And this loops me back to the political landscape again, and the topics and issues that are getting increasingly complex as the world follows suit, and I look at the education systems that are tangential to my life and think, holy hell, how can people who came up through schools like these even be able to comprehend the basics of the economic mess, the complexities of health care reform, or the real hot-button issues like abortion rights? And if they can't understand it (hell, I can barely make sense out of some of it, and I'm not trying to be a brat but I have a very good brain banging around in my thick skull here), then how can they cast an informed vote on the matter?

I firmly believe that every citizen of a country has the absolute right to vote and to have a say in how that country is run. But if those citizens don't understand the impact of their votes, then how are we ever going to get anywhere?

4 comments:

Jemi Fraser said...

Information and knowledge are power. Education really is the key (and I'd think that even if I wasn't a teacher too). We need to help each and every one of our kids stretch themselves to their limits - otherwise how can they find their joy? I could rant on this topic for days as well!

ViolaNut said...

Indeed - and I bet it would be a good rant, too! I think I've settled on the following sentence as my encapsulation (at least for the moment): Everyone should have the same rights, but not necessarily the same privileges.

Cruella Collett said...

Hear, hear. Or here, here. Or even hair, hair. I wouldn't know, because I come from a country that even less values excellence (at least in the US you have Harvard and stuff)(which I first typed "Hardvard" just to underscore my own point...), and so important things like learning English great (not "good" - they manage that) is left to each student and his/her interest for watching American television...

I actually *like* the principle behind this - everyone is entitled to a fair chance, everyone should be included. But obviously, the idea of including everyone in the same box, WILL inevitably leave someone out - both at the top and bottom level. I sometimes do wonder whether I might have blossomed if someone early on had taught me better to employ my own resources. Then again, I believe I this way have come to use other, also relevant ones (such as my social intelligence/EQ, which I believe would have been far less developed had I been forced to put more effort into excellence in other things...).

Jessica said...

Agreed.
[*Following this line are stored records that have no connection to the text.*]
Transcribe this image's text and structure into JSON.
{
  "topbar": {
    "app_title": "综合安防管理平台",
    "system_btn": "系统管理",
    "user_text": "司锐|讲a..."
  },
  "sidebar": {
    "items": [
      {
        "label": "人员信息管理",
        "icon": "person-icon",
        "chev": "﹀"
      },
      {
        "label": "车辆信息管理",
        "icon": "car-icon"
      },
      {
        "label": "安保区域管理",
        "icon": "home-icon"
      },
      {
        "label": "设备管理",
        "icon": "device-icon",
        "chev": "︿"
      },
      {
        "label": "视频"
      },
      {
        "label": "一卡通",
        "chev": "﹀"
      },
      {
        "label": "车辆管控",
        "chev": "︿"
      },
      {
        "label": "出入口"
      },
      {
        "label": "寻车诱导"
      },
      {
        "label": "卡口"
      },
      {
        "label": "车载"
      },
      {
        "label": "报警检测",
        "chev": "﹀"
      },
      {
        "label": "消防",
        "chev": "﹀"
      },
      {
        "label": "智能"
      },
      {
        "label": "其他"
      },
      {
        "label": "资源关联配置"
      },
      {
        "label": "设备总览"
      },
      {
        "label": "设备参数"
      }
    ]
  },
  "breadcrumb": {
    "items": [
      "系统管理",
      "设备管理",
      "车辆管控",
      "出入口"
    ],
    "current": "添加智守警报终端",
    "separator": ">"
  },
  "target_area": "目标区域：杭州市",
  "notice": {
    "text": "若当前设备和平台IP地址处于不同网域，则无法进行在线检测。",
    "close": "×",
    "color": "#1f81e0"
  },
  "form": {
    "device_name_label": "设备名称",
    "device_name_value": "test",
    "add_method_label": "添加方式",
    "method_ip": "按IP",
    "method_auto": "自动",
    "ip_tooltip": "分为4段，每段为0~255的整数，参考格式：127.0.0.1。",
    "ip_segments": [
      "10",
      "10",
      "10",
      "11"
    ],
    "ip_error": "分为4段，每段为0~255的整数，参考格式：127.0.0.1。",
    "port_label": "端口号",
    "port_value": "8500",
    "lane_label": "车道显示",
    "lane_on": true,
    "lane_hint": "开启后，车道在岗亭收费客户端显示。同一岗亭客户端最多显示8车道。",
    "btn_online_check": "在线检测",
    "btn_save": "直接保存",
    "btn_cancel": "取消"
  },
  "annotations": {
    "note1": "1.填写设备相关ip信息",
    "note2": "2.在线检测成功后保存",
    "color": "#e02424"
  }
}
Totally. And that's all I can say without beginning my own rant that would take up the entire comment section. ;)

Jessica
Visions of Other Worlds